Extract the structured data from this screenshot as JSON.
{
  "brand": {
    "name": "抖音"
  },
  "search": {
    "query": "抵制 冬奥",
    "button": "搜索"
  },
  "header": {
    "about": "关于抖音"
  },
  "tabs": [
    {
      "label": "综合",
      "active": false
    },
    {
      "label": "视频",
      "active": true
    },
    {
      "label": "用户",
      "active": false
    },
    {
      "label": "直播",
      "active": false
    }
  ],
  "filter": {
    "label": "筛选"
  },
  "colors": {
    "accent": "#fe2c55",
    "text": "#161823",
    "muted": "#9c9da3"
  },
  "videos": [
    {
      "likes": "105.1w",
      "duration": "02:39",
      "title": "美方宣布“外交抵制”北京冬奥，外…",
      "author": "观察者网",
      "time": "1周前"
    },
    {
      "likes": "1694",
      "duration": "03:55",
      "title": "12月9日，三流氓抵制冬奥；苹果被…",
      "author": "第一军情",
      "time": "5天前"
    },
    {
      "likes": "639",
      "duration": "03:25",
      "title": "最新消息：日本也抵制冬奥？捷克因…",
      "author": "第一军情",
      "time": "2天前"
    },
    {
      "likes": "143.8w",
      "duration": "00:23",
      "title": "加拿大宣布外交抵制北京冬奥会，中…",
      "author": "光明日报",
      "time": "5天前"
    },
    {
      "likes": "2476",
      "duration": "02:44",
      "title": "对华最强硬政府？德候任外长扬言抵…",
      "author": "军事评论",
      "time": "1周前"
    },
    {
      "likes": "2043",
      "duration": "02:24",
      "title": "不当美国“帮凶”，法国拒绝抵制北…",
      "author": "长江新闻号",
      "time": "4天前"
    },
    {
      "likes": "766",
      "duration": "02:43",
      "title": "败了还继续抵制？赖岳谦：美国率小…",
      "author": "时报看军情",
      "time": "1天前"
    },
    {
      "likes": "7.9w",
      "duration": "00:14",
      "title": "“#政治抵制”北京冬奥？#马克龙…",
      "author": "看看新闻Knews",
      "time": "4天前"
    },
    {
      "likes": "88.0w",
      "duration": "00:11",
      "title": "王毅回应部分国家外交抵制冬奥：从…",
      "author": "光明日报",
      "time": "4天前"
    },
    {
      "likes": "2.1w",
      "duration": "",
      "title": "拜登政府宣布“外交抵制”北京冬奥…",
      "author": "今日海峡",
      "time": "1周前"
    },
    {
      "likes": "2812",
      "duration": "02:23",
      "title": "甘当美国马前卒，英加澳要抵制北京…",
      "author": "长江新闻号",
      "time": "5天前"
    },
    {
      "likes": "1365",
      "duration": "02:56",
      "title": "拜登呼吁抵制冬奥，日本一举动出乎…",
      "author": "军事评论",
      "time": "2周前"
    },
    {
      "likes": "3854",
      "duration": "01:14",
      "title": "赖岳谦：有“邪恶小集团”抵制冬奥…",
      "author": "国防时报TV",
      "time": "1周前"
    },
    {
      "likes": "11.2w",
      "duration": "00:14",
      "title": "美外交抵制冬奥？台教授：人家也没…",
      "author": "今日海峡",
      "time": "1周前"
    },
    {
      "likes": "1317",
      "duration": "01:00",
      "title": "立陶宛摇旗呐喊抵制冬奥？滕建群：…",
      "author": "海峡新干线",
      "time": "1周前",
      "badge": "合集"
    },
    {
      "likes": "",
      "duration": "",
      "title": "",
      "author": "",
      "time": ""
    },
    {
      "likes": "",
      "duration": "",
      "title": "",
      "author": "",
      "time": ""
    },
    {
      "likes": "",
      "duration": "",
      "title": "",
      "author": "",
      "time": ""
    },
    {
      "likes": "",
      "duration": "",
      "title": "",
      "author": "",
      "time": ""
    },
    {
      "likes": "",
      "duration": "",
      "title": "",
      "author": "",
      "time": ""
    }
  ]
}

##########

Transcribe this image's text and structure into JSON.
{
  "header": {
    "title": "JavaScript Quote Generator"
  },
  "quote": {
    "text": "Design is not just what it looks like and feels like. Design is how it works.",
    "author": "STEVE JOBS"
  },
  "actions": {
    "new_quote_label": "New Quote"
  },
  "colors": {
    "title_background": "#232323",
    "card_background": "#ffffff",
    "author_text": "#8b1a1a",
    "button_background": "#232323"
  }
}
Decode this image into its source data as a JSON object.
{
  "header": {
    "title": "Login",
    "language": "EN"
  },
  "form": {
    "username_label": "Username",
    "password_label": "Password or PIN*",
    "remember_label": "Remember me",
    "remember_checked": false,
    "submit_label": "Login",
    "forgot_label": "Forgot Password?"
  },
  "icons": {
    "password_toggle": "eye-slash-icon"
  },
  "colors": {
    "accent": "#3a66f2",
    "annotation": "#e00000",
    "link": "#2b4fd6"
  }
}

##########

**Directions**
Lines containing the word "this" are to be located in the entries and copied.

**Expected output**
Extract the structured data from this screenshot as JSON.
Transcribe this image's text and structure into JSON.
Decode this image into its source data as a JSON object.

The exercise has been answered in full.